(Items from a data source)
..............................

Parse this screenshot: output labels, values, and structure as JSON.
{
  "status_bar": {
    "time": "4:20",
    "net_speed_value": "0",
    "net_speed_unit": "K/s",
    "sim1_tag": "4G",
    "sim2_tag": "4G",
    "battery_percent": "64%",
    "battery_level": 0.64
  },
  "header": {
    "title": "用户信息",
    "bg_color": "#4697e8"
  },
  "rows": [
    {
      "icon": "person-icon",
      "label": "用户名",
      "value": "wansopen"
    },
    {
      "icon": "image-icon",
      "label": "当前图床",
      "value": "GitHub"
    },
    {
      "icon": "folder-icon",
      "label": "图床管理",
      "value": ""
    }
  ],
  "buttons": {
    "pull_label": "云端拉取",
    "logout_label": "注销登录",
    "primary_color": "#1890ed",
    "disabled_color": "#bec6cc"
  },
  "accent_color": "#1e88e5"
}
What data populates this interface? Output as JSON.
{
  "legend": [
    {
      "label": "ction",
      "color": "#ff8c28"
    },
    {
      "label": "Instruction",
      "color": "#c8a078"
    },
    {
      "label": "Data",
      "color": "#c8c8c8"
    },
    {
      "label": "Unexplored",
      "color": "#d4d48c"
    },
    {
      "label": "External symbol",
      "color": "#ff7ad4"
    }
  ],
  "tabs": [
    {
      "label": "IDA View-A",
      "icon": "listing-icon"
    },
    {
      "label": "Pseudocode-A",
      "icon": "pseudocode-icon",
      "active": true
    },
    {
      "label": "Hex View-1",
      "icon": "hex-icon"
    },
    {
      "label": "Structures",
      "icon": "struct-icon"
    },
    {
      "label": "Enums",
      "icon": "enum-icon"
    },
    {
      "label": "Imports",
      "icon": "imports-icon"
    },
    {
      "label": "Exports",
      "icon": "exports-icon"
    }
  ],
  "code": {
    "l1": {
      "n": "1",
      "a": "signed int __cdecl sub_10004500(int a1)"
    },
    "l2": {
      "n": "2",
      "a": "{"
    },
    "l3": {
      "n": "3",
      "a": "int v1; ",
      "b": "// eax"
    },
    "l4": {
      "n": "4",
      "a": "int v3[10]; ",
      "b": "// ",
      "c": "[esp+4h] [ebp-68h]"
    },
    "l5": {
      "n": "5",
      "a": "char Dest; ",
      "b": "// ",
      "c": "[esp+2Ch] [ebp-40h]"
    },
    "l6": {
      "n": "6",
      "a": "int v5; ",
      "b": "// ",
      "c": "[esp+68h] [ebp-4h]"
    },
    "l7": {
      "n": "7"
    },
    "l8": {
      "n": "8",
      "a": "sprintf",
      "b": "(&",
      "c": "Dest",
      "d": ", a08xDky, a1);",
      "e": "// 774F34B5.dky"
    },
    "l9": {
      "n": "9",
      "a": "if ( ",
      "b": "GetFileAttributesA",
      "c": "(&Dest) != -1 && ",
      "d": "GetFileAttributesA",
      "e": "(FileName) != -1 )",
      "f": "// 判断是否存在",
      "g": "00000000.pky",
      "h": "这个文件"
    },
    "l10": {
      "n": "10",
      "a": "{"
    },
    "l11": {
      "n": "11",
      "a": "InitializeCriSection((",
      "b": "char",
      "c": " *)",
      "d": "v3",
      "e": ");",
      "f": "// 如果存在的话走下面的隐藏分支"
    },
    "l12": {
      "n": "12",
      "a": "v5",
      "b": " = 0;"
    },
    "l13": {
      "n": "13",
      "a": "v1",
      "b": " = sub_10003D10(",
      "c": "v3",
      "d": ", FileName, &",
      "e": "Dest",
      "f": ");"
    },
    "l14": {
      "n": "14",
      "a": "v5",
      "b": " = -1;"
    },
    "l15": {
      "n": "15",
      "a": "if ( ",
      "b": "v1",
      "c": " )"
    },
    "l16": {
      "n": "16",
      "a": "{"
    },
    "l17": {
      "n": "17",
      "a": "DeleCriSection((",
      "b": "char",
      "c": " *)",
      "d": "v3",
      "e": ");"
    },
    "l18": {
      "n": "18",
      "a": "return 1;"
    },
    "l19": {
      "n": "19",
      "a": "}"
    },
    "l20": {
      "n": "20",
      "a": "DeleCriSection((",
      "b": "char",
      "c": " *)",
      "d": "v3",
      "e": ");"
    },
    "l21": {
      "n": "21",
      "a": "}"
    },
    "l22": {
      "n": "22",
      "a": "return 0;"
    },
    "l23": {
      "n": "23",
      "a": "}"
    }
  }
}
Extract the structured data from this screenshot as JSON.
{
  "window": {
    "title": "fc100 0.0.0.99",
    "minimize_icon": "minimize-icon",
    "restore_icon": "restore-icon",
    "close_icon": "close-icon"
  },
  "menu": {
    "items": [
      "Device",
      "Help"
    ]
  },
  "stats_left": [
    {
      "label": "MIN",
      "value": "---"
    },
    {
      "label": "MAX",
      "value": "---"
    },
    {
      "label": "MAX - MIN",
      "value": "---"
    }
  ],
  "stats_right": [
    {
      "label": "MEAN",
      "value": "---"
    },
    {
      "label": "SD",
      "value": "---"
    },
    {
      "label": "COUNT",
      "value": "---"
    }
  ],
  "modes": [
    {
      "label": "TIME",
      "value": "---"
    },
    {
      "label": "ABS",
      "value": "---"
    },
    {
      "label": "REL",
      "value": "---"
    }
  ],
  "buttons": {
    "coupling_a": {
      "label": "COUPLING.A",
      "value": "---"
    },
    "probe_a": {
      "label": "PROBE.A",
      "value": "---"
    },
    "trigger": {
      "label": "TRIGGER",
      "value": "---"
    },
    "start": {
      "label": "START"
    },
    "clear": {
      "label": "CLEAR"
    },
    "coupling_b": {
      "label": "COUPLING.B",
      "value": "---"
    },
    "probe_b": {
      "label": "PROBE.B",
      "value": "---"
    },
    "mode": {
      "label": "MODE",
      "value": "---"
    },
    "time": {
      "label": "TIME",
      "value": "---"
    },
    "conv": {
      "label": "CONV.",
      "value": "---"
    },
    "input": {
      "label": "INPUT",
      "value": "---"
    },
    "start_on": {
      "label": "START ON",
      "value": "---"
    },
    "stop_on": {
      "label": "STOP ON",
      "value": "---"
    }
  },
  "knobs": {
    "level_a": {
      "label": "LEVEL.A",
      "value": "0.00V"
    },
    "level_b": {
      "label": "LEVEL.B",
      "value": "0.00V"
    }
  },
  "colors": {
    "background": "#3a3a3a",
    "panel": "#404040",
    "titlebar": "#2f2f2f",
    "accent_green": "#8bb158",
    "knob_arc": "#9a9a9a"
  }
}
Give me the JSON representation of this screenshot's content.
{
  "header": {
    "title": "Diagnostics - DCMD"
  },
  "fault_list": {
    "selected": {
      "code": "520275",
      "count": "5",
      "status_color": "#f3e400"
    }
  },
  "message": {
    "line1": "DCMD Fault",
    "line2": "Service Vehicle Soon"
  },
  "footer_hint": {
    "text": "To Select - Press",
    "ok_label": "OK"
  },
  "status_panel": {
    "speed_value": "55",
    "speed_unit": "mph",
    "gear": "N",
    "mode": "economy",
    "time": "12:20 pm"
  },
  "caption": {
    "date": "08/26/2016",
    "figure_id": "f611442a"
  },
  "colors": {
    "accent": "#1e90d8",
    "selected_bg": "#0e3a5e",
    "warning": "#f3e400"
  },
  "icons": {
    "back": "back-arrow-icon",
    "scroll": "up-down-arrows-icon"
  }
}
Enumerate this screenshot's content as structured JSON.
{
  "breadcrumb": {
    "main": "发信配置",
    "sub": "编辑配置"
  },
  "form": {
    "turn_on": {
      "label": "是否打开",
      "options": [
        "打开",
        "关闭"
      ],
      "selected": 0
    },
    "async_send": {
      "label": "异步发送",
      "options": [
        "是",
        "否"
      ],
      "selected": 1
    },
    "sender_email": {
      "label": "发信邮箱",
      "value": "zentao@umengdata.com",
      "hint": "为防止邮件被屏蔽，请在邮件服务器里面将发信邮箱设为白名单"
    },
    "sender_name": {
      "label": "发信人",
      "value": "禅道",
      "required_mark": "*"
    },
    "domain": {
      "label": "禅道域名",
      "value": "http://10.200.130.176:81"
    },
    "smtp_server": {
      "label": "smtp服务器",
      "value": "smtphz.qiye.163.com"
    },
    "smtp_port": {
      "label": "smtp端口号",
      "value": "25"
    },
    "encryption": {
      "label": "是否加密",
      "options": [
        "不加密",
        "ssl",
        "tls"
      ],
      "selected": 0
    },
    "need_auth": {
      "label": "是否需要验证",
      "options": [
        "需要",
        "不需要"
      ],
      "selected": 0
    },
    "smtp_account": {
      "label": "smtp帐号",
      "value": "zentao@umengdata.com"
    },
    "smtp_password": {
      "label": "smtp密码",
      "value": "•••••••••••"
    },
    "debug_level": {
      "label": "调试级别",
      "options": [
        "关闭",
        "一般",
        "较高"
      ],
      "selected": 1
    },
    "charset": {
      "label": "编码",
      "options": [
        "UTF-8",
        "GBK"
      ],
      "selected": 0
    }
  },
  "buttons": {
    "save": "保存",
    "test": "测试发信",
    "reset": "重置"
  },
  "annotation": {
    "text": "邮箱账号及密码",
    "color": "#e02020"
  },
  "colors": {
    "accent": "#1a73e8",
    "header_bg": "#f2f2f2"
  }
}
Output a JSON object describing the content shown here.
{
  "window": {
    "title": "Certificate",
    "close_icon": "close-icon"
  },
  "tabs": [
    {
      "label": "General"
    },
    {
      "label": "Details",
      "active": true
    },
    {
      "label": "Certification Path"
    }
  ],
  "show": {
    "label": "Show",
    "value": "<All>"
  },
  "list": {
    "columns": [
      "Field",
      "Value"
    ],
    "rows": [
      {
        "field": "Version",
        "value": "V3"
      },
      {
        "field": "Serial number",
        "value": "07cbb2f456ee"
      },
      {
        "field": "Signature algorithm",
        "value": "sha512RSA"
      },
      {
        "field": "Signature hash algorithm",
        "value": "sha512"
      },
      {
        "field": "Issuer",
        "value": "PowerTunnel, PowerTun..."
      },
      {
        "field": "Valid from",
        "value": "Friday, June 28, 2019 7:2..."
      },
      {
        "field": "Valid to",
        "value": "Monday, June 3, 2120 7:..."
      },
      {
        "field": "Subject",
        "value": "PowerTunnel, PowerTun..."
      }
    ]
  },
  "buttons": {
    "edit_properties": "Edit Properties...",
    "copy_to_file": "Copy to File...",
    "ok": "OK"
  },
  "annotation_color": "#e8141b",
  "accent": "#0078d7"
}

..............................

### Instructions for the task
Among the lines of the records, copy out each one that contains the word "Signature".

### Result of the task
        "field": "Signature algorithm",
        "field": "Signature hash algorithm",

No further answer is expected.